What would he have said about the debate over policing tactics and the shootings of unarmed black men? Or the disproportionate incarceration of blacks? Or moves to make voting more difficult, especially for people of color? Or continuing economic inequality? Or Donald Trump? What would the man who liked to float like a butterfly and sting like a bee have done with a Twitter account? Would he have laid down a track with Jay Z, who called Ali “my hero”? Would he have said our country changed in his lifetime?

Ali was 18 years old, still known by what he called his “slave name” of Cassius Clay, when he returned to Louisville with a gold medal from the 1960 Olympics in Rome.

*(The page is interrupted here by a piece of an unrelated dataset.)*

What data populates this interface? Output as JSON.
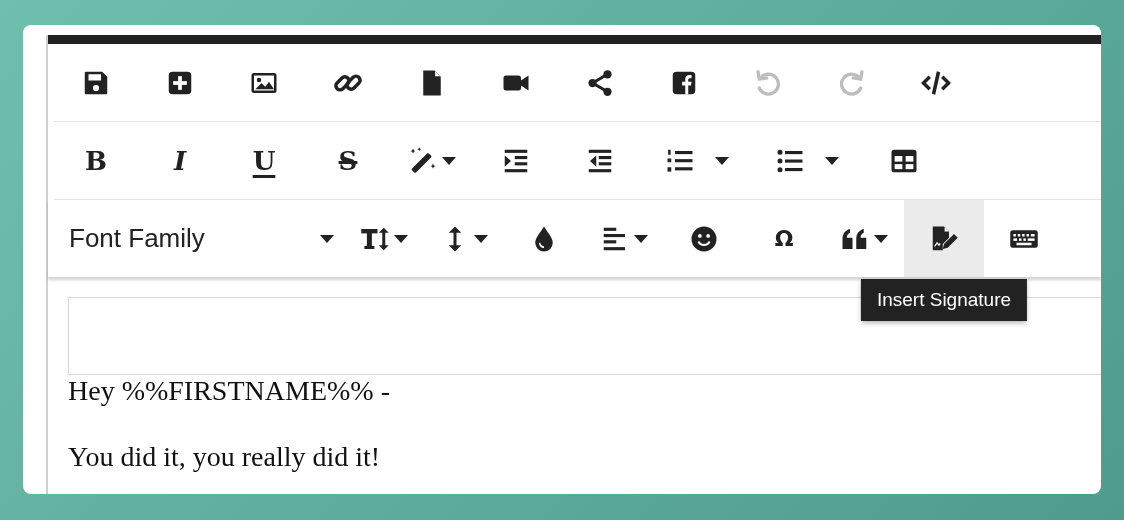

He was celebrated by many in his hometown, but some publicly called him “the Olympic nigger.” So, yes, some things have changed, and Ali had a hand in that.

He questioned government, questioned power, acted in accordance with his conscience, and refused to be swayed from that. He comforted the afflicted and urged all of us to embrace what we have in common. To ask whether there will ever be another Muhammad Ali is to miss the point. He helped shape his times and was very much of his times.

As we listen to the testimony offered on Friday, we all should remember that perhaps Ali’s greatest legacy is that when he was needed, he both sounded and answered the call. — The editorial board